TASK STATEMENT: Each record is to be repeated exactly as it stands below.

SUPPLIED INFORMATION Start Marker

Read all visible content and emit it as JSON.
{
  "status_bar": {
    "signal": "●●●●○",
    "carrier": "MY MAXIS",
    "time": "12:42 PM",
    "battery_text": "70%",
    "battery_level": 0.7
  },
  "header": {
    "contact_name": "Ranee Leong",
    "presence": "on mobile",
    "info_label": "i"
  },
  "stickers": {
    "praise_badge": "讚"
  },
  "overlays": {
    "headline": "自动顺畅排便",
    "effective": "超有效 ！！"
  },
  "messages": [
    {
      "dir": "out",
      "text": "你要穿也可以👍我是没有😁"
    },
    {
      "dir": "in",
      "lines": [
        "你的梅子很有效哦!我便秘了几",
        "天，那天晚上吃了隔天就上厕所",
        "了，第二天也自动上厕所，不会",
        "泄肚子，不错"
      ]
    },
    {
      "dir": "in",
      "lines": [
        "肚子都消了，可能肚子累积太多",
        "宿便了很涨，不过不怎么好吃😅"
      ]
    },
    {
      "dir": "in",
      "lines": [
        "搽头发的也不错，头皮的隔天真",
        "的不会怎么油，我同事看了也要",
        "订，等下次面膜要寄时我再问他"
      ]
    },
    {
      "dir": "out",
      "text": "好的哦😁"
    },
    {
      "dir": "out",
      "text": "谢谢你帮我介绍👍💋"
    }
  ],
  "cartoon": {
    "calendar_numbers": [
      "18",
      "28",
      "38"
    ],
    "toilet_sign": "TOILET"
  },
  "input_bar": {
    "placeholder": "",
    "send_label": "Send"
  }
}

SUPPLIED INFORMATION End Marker

OUTPUT FOR THIS TASK:
Read all visible content and emit it as JSON.
{
  "status_bar": {
    "signal": "●●●●○",
    "carrier": "MY MAXIS",
    "time": "12:42 PM",
    "battery_text": "70%",
    "battery_level": 0.7
  },
  "header": {
    "contact_name": "Ranee Leong",
    "presence": "on mobile",
    "info_label": "i"
  },
  "stickers": {
    "praise_badge": "讚"
  },
  "overlays": {
    "headline": "自动顺畅排便",
    "effective": "超有效 ！！"
  },
  "messages": [
    {
      "dir": "out",
      "text": "你要穿也可以👍我是没有😁"
    },
    {
      "dir": "in",
      "lines": [
        "你的梅子很有效哦!我便秘了几",
        "天，那天晚上吃了隔天就上厕所",
        "了，第二天也自动上厕所，不会",
        "泄肚子，不错"
      ]
    },
    {
      "dir": "in",
      "lines": [
        "肚子都消了，可能肚子累积太多",
        "宿便了很涨，不过不怎么好吃😅"
      ]
    },
    {
      "dir": "in",
      "lines": [
        "搽头发的也不错，头皮的隔天真",
        "的不会怎么油，我同事看了也要",
        "订，等下次面膜要寄时我再问他"
      ]
    },
    {
      "dir": "out",
      "text": "好的哦😁"
    },
    {
      "dir": "out",
      "text": "谢谢你帮我介绍👍💋"
    }
  ],
  "cartoon": {
    "calendar_numbers": [
      "18",
      "28",
      "38"
    ],
    "toilet_sign": "TOILET"
  },
  "input_bar": {
    "placeholder": "",
    "send_label": "Send"
  }
}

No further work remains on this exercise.